to the purchase of goods, it probably is not applicable, says many
courts, to distributorship agreements themselves. Nevertheless,
it is best to have a signature on a distributor agreement.
But what is a signature?
As times have changed, courts have
recognized different methods of "assent" as signatures.
For instance, in 1869, courts held that a typed signature at the
end of a telegram constituted a signature. In the 1980s, courts
held that the faxed signature was a signature. Later, courts held
that photocopied signatures were signatures. Thus, it is comforting
to know that all of those facsimile distributor agreements that
distributors have been sending in to companies over the years are
What about those e-mail messages and
those mouse clicks? Are those electronic signatures? Well it appears
the courts are headed in that direction. And so is Congress. Congress
recently passed the Uniform Electronics Transactions Act, which

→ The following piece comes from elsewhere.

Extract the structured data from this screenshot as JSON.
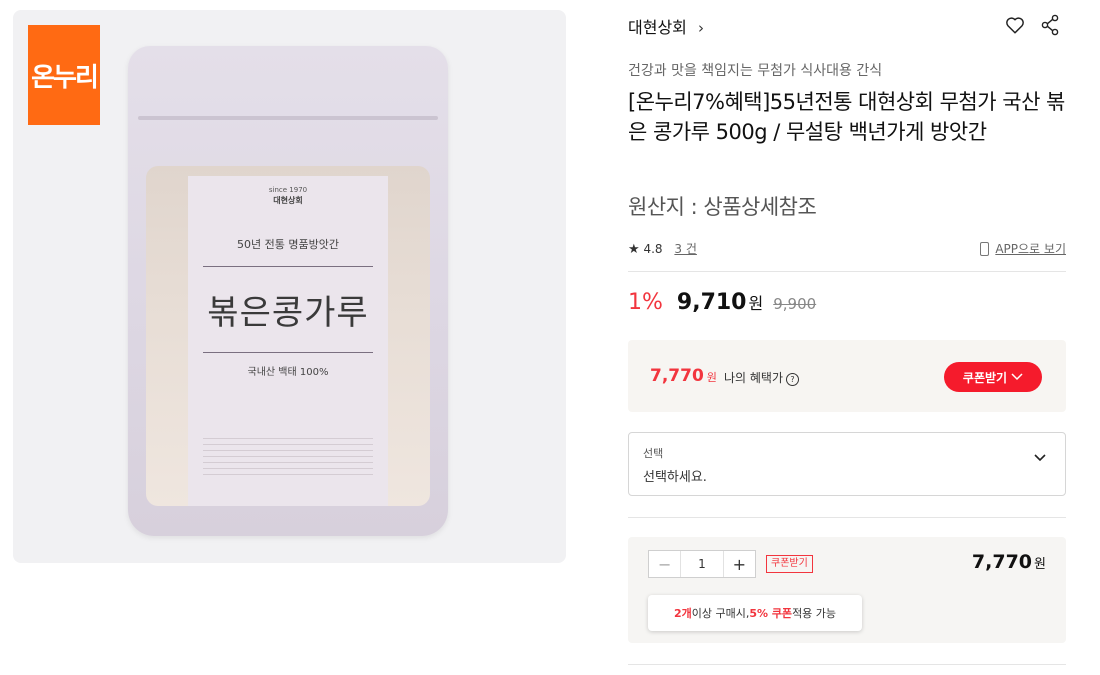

approves electronic signatures made from electronic signature pads.
MLM's use click agreements.
Electronic signatures with electronic
signature pads are a different issue than the so-called "Click
Wrap" agreements for consumers which require affirmative answers
to enter into some type of transaction.
In general, a strong trend in the
courts is to hold electronic documents enforceable. There is pending
before the states a proposed bill called UCITA, Uniform Commercial
Information and Transactions Act. It would deal with "Click
Wrap" agreements. However, there are at least half the attorneys
general who have registered opposition to such legislation.
How do leading MLM companies handle
this? Some require a click through of answers, credit card information,
they provide the consumer a downloadable pdf of the agreement, and
later they require that a signed contract be submitted. Others,
though, require paper contracts in telephone sign-ups, but not with
respect to internet sign-ups. With respect to internet sign-ups,
they collect credit card information and personal identity information
for future identification use, such as a mother's maiden name.
At this time, it was agreed at a recent
Internet Council of the Direct Selling Association that the best
policy with distributors is:
(1) To require the prospective distributor
to "click" through the various portions of the distributor
agreement and policies with an indication of understanding and
(2) Collect credit card or other
personal identity information, and
(3) Require the submission at a
later date of a signed distributor agreement.
Back to the future.
So, will low tech direct selling embrace
high technology? The answer is that the industry has no choice if
it is to remain a viable channel of distribution. Although, getting
signed distributor agreements and orders is probably the best and
safest policy for network marketing companies, it appears that the
future will welcome digital signatures and electronic commerce by